*Activity*.
For the data below, please report each line where the word "chirurgischem" is found.

(Component data from apps and pages)
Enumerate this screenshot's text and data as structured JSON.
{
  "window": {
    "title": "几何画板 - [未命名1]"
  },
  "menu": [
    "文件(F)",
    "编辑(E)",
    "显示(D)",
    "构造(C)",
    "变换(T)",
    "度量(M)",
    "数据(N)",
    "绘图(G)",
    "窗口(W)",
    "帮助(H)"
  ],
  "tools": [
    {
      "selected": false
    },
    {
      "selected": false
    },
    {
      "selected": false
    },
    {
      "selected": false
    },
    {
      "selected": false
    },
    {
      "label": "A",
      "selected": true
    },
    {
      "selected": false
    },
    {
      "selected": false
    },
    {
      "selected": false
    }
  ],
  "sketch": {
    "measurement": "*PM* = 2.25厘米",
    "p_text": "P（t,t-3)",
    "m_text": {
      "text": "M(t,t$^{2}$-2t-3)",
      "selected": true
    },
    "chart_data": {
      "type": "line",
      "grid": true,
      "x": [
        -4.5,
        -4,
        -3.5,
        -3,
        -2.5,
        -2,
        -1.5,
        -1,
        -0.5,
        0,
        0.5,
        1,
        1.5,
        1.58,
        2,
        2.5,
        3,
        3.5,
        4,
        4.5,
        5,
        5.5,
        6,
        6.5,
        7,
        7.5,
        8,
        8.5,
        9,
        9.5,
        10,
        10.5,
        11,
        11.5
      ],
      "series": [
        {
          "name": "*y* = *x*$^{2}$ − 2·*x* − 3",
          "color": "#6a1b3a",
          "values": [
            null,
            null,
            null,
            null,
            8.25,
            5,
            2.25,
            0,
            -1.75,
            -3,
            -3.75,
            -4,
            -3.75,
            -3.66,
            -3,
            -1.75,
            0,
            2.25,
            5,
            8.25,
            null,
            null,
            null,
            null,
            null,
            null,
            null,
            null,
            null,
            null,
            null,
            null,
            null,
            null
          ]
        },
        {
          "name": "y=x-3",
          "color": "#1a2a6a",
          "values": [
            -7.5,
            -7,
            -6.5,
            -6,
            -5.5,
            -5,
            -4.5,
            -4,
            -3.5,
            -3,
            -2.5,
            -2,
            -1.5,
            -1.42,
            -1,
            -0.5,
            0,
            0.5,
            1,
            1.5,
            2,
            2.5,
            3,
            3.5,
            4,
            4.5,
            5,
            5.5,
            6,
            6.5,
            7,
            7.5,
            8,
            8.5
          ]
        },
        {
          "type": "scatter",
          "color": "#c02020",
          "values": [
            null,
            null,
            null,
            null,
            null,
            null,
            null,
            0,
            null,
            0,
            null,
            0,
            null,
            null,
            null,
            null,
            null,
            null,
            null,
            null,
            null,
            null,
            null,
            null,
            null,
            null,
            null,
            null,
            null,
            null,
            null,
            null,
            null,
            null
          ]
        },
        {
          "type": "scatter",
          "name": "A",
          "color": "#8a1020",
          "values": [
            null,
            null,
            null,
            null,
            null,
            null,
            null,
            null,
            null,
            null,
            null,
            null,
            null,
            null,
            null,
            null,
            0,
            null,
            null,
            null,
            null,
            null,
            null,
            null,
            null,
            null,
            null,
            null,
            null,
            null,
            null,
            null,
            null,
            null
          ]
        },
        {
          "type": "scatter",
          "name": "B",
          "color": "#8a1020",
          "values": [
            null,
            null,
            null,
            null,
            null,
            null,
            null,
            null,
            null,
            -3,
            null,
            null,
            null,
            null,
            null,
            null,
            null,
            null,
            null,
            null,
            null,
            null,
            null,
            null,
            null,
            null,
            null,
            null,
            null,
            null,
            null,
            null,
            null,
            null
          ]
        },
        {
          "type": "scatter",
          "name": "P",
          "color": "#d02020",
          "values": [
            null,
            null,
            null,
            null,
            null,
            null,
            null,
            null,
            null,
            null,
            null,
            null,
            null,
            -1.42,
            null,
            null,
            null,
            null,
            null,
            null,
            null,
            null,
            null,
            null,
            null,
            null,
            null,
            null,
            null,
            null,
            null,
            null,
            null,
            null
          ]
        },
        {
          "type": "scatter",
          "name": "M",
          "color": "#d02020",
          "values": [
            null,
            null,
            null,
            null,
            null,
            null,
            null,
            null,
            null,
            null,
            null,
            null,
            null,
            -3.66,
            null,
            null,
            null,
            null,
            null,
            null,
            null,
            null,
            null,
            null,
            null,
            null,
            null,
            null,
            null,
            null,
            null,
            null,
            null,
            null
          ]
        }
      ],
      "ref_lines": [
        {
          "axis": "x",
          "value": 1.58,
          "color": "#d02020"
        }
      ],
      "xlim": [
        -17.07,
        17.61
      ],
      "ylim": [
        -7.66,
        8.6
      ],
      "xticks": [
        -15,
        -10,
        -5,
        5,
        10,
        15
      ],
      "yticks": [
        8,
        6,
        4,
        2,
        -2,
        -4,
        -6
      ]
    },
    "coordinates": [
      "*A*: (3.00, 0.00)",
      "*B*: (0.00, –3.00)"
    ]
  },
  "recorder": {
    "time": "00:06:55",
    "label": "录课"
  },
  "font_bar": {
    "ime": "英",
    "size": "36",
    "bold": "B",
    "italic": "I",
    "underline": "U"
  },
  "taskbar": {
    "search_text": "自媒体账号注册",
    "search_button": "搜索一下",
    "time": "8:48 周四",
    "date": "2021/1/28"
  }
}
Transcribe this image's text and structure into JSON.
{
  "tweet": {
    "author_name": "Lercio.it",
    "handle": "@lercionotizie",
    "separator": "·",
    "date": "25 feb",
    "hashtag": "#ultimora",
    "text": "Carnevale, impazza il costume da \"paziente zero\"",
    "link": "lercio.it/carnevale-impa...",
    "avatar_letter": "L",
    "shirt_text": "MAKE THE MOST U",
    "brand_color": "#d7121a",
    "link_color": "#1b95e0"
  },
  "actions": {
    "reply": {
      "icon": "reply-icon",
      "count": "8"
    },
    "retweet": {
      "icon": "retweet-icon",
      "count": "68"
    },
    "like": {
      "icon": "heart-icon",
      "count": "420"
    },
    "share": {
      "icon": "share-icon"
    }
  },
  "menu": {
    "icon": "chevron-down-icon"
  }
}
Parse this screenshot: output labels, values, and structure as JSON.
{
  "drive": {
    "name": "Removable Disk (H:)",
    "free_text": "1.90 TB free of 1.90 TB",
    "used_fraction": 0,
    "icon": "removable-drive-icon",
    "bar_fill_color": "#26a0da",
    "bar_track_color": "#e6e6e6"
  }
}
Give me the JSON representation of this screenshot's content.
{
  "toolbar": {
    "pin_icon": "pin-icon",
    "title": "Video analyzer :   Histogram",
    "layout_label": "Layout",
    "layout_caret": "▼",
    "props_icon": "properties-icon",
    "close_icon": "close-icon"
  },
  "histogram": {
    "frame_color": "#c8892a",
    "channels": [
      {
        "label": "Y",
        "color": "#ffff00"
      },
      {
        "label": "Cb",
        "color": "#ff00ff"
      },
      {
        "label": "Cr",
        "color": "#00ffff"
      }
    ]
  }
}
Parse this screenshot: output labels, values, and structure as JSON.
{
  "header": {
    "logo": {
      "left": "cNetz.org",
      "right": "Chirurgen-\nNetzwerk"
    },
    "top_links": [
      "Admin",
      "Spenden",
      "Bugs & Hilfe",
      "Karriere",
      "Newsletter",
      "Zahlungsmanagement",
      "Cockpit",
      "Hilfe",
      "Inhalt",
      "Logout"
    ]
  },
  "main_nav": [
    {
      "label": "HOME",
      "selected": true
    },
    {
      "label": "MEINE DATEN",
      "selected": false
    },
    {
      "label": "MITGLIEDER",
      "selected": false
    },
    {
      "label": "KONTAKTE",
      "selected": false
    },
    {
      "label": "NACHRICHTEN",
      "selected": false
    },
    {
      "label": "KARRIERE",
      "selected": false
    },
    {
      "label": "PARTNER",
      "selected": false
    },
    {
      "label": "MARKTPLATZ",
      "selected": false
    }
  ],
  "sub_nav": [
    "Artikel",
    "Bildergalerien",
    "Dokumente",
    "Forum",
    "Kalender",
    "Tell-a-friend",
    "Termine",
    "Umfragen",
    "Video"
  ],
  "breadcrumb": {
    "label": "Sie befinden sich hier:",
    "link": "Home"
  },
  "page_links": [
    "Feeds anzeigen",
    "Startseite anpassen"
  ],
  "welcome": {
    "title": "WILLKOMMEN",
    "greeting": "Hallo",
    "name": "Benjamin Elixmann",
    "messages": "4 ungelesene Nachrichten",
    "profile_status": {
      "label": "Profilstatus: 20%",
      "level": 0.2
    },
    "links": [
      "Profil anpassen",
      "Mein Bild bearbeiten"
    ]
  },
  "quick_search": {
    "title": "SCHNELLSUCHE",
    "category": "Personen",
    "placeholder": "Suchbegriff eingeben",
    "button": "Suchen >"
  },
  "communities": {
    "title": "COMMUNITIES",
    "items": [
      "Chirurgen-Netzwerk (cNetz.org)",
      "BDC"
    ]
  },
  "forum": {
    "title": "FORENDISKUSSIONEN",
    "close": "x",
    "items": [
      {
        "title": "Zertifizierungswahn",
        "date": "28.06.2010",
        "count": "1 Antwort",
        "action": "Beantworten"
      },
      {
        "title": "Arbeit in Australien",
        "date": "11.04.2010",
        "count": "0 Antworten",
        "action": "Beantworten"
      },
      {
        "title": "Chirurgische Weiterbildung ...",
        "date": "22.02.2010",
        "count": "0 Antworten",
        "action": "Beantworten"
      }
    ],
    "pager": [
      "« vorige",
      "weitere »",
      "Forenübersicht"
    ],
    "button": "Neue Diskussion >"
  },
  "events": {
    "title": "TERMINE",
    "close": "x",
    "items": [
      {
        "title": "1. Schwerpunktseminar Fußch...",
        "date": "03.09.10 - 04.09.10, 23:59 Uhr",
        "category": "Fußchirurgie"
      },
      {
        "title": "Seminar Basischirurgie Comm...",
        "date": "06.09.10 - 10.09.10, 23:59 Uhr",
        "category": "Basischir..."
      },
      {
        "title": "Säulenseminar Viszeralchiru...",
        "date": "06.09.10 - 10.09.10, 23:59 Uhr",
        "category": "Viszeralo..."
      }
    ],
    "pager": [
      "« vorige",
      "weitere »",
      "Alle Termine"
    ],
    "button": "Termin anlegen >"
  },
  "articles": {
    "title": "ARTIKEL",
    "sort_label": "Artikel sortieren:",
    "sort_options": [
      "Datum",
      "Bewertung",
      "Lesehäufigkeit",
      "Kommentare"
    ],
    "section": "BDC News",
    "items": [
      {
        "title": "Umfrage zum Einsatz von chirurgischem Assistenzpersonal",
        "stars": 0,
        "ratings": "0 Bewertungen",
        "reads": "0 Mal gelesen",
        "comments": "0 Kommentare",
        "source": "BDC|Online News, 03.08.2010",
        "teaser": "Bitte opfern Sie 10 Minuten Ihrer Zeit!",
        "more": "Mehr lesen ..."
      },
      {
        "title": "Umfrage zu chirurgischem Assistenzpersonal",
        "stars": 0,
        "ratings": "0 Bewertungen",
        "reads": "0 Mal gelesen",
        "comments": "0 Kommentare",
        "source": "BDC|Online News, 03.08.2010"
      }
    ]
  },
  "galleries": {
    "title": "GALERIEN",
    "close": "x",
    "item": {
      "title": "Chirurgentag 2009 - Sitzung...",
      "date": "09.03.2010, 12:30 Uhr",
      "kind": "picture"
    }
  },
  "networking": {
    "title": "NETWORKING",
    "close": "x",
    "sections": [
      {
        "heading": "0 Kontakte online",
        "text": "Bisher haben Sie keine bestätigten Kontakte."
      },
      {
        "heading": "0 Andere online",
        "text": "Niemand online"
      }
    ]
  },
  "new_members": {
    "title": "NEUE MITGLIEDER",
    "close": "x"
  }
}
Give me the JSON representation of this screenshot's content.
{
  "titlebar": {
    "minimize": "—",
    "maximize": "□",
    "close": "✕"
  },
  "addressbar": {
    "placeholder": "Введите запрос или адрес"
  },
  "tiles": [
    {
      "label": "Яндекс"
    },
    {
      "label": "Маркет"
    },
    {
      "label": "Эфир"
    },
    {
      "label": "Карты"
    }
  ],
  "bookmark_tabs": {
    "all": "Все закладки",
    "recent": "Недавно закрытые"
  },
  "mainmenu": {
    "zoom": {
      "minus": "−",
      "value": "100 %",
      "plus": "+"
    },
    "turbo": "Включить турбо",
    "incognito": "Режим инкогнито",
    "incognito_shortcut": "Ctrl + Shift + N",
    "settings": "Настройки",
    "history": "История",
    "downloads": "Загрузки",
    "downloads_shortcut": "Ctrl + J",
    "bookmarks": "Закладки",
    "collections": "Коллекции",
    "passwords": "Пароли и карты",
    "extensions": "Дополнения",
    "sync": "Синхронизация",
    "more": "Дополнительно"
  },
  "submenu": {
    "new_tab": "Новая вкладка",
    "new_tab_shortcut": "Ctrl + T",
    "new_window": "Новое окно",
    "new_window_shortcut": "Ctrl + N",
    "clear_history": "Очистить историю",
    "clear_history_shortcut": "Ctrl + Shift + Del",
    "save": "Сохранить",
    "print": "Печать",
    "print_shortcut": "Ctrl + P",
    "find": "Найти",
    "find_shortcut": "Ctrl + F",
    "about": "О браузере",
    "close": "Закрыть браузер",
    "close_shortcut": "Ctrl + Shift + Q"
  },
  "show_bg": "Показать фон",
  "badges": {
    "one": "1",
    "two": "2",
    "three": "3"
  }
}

*Solution for this problem*.
        "title": "Umfrage zum Einsatz von chirurgischem Assistenzpersonal",
        "title": "Umfrage zu chirurgischem Assistenzpersonal",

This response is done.